Was there a desire to pass this appreciation down to the younger generation?
I think getting kids interested in literature, and books in general, is really exciting.
I love the clever use of themes within the babylit collection. One thing I clearly remember from reading any book by the Bronte sisters is their love for pathetic fallacy, so of course the theme for Little Miss Bronte Wuthering Heights had to be weather! Does it take a lot of brainstorming to find the theme that best suits each book or does this come instinctively to yourself and Jennifer Adams?
The themes come from Jennifer and I am continuously impressed. She has a total passion for the classics and really understands them. We just released Jane Austen’s Emma and it is an emotions primer. So smart and perfect for the story! And very fun to illustrate. Without the themes making some of these books cute and fun would be challenging (again, I’m looking at you Brontes!)
You dabble with a lot of elements of design; illustration, branding and logo design, is there a route you prefer to work with?

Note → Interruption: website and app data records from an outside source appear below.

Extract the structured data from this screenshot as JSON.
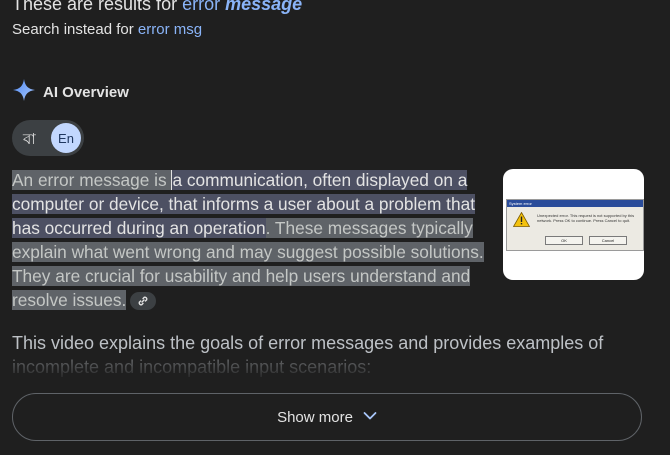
{
  "spelling": {
    "results_prefix": "These are results for",
    "query_plain": "error",
    "query_bold": "message",
    "search_instead_prefix": "Search instead for",
    "original_query": "error msg"
  },
  "ai_overview": {
    "title": "AI Overview",
    "icon": "sparkle-icon",
    "accent": "#8ab4f8"
  },
  "language_toggle": {
    "bengali": "বা",
    "english": "En",
    "selected": "English"
  },
  "paragraph": {
    "part1": "An error message is ",
    "part2": "a communication, often displayed on a computer or device, that informs a user about a problem that has occurred during an operation",
    "part3": ". These messages typically explain what went wrong and may suggest possible solutions. They are crucial for usability and help users understand and resolve issues.",
    "link_icon": "link-icon"
  },
  "thumbnail": {
    "title": "System error",
    "message": "Unexpected error. This request is not supported by this network. Press OK to continue. Press Cancel to quit.",
    "ok": "OK",
    "cancel": "Cancel",
    "icon": "warning-icon"
  },
  "video_text": {
    "line1": "This video explains the goals of error messages and provides examples of",
    "line2": "incomplete and incompatible input scenarios:"
  },
  "show_more": {
    "label": "Show more",
    "icon": "chevron-down-icon"
  }
}
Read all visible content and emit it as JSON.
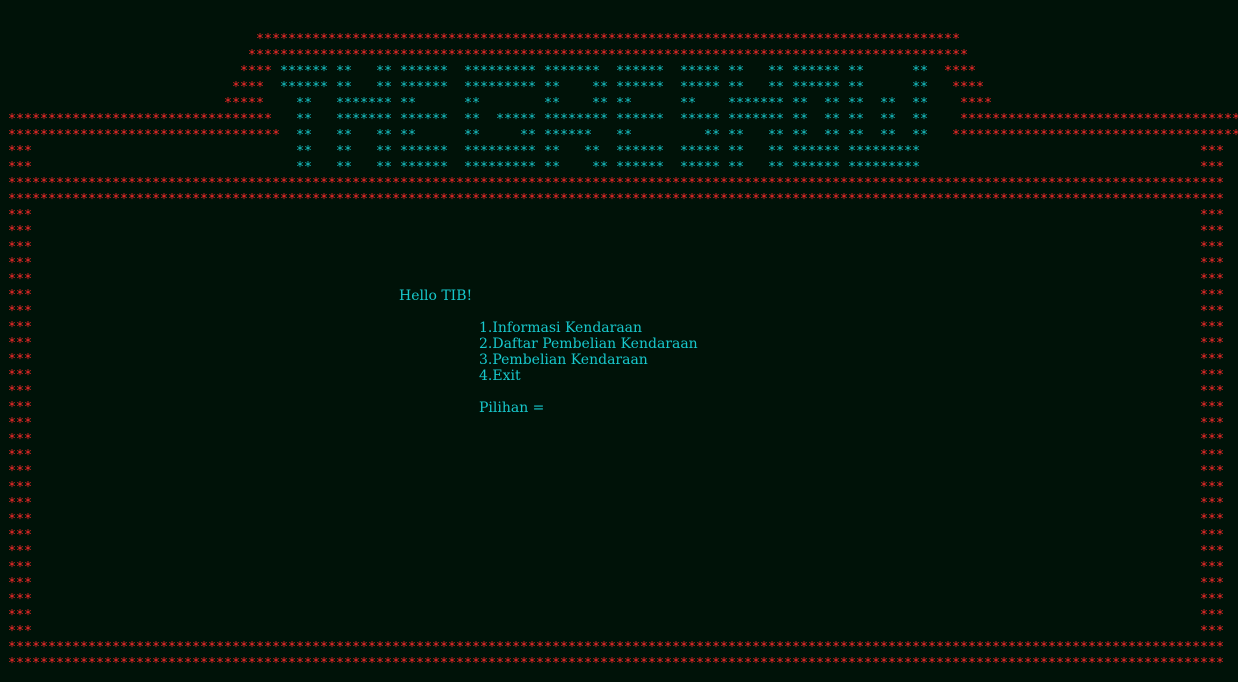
{
  "colors": {
    "background": "#001208",
    "border": "#ff2b2b",
    "text": "#17c8cc"
  },
  "banner": {
    "rows": [
      {
        "segments": [
          {
            "text": "****************************************************************************************",
            "color": "red"
          }
        ]
      },
      {
        "segments": [
          {
            "text": "******************************************************************************************",
            "color": "red"
          }
        ]
      },
      {
        "segments": [
          {
            "text": "**** ",
            "color": "red"
          },
          {
            "text": "****** **   ** ******  ********* *******  ******  ***** **   ** ****** **      **",
            "color": "cyan"
          },
          {
            "text": "  ****",
            "color": "red"
          }
        ]
      },
      {
        "segments": [
          {
            "text": "****  ",
            "color": "red"
          },
          {
            "text": "****** **   ** ******  ********* **    ** ******  ***** **   ** ****** **      **",
            "color": "cyan"
          },
          {
            "text": "   ****",
            "color": "red"
          }
        ]
      },
      {
        "segments": [
          {
            "text": "*****    ",
            "color": "red"
          },
          {
            "text": "**   ******* **      **        **    ** **      **    ******* **  ** **  **  **",
            "color": "cyan"
          },
          {
            "text": "    ****",
            "color": "red"
          }
        ]
      },
      {
        "segments": [
          {
            "text": "*********************************   ",
            "color": "red"
          },
          {
            "text": "**   ******* ******  **  ***** ******** ******  ***** ******* **  ** **  **  **",
            "color": "cyan"
          },
          {
            "text": "    ***********************************",
            "color": "red"
          }
        ]
      },
      {
        "segments": [
          {
            "text": "**********************************  ",
            "color": "red"
          },
          {
            "text": "**   **   ** **      **     ** ******   **         ** **   ** **  ** **  **  **",
            "color": "cyan"
          },
          {
            "text": "   ************************************",
            "color": "red"
          }
        ]
      },
      {
        "segments": [
          {
            "text": "***                                 ",
            "color": "red"
          },
          {
            "text": "**   **   ** ******  ********* **   **  ******  ***** **   ** ****** *********",
            "color": "cyan"
          }
        ]
      },
      {
        "segments": [
          {
            "text": "***                                 ",
            "color": "red"
          },
          {
            "text": "**   **   ** ******  ********* **    ** ******  ***** **   ** ****** *********",
            "color": "cyan"
          }
        ]
      }
    ]
  },
  "greeting": "Hello TIB!",
  "menu": {
    "items": [
      "1.Informasi Kendaraan",
      "2.Daftar Pembelian Kendaraan",
      "3.Pembelian Kendaraan",
      "4.Exit"
    ],
    "prompt": "Pilihan ="
  }
}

I really like them all and I love that in the world of design you can work across lots of mediums and do projects that incorporate all three. It is a really great time to be a designer because technology is making so many things possible. I recently worked on apps based on some of the BabyLit books and got to see the illustrations come to life through animation—I loved that!

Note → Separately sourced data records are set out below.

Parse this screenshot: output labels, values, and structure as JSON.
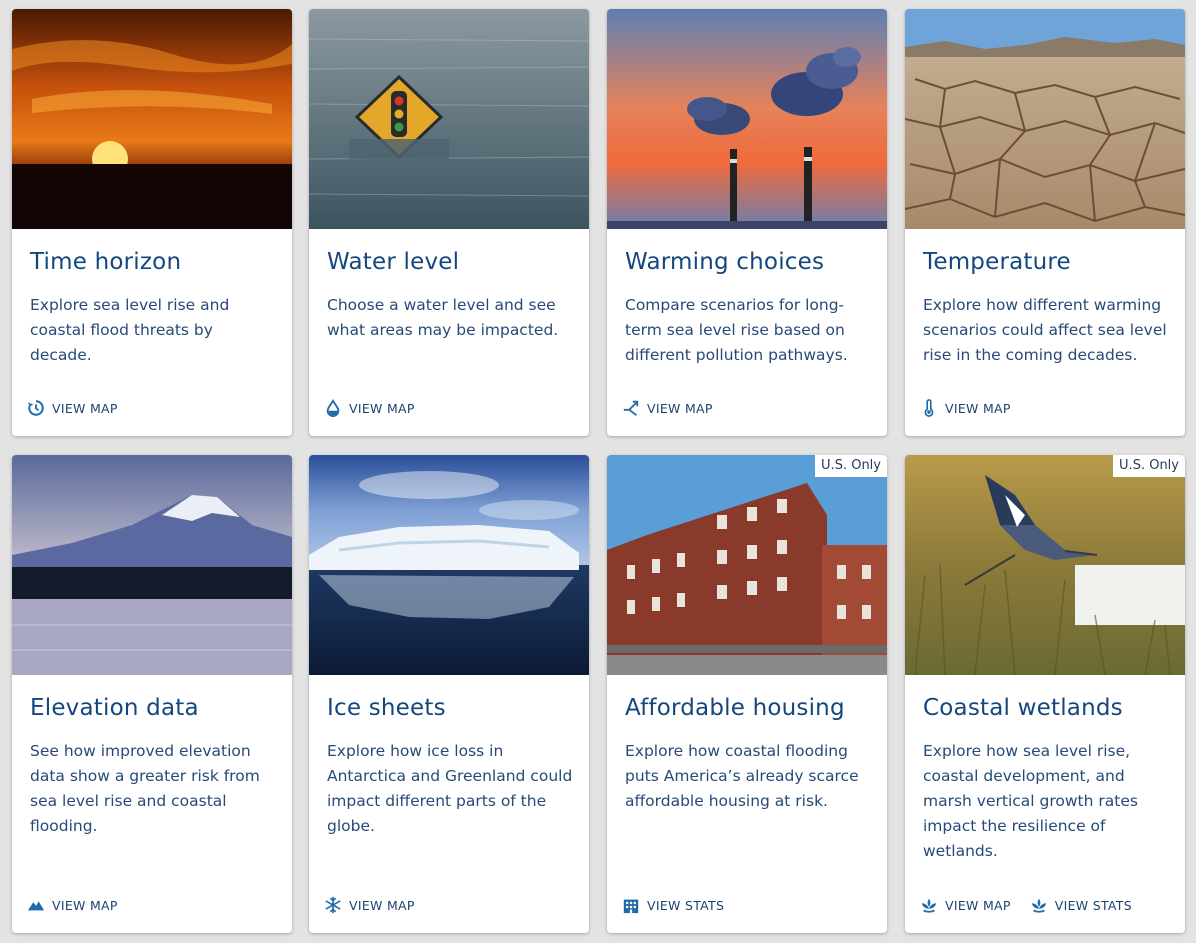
{
  "cards": [
    {
      "title": "Time horizon",
      "description": "Explore sea level rise and coastal flood threats by decade.",
      "actions": [
        {
          "label": "VIEW MAP",
          "icon": "clock-history-icon"
        }
      ]
    },
    {
      "title": "Water level",
      "description": "Choose a water level and see what areas may be impacted.",
      "actions": [
        {
          "label": "VIEW MAP",
          "icon": "water-drop-icon"
        }
      ]
    },
    {
      "title": "Warming choices",
      "description": "Compare scenarios for long-term sea level rise based on different pollution pathways.",
      "actions": [
        {
          "label": "VIEW MAP",
          "icon": "branch-arrows-icon"
        }
      ]
    },
    {
      "title": "Temperature",
      "description": "Explore how different warming scenarios could affect sea level rise in the coming decades.",
      "actions": [
        {
          "label": "VIEW MAP",
          "icon": "thermometer-icon"
        }
      ]
    },
    {
      "title": "Elevation data",
      "description": "See how improved elevation data show a greater risk from sea level rise and coastal flooding.",
      "actions": [
        {
          "label": "VIEW MAP",
          "icon": "mountains-icon"
        }
      ]
    },
    {
      "title": "Ice sheets",
      "description": "Explore how ice loss in Antarctica and Greenland could impact different parts of the globe.",
      "actions": [
        {
          "label": "VIEW MAP",
          "icon": "snowflake-icon"
        }
      ]
    },
    {
      "title": "Affordable housing",
      "badge": "U.S. Only",
      "description": "Explore how coastal flooding puts America’s already scarce affordable housing at risk.",
      "actions": [
        {
          "label": "VIEW STATS",
          "icon": "building-icon"
        }
      ]
    },
    {
      "title": "Coastal wetlands",
      "badge": "U.S. Only",
      "description": "Explore how sea level rise, coastal development, and marsh vertical growth rates impact the resilience of wetlands.",
      "actions": [
        {
          "label": "VIEW MAP",
          "icon": "wetland-plant-icon"
        },
        {
          "label": "VIEW STATS",
          "icon": "wetland-plant-icon"
        }
      ]
    }
  ],
  "colors": {
    "title": "#14477d",
    "text": "#274a78",
    "icon": "#1f6aa8",
    "background": "#e3e3e3"
  }
}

What project would you love to work on?
I would love to do a collaboration of some kind with a comedian. Book or animation or something.
Do you have any designers you particularly admire?
There are so many good designers and illustrators working right now it is hard to narrow it down. I feel like not a day goes by that I don’t see something I am blown away by—so many talented people! I love Christian Robinson, Jon Klassen, Elise Gravel, and Lisa Congdon. Of course Charles Shulz and Ezra Keats, but also Mary Blair and Alexander Girard. And anybody who ever designed for Marimekko.
Are the hours demanding?
Yes! Being self-employed generally means you are working lots of hours but the good thing is you can control which hours they are.
What advice can you offer other budding designers/illustrators?
Follow your own instincts. The more you pursue projects that are what you are truly interested in the better success you will have. Don’t get too distracted by trends in technology or business, etc. go towards the things that make you excited.
You are a big lover of colour which transitions well into your work, is your personal life just as colourful?
Yes, I recently painted my kitchen fuchsia.
What has been your greatest adventure?
Being an adult. I thought it wouldn’t be fun at all but it totally is!
What can we expect from you in the future?
I am just wrapping up two new BabyLit books and I know there are two more manuscripts on the way.
See more from Babylit over of our Parenting Blog Dilly and the Boo.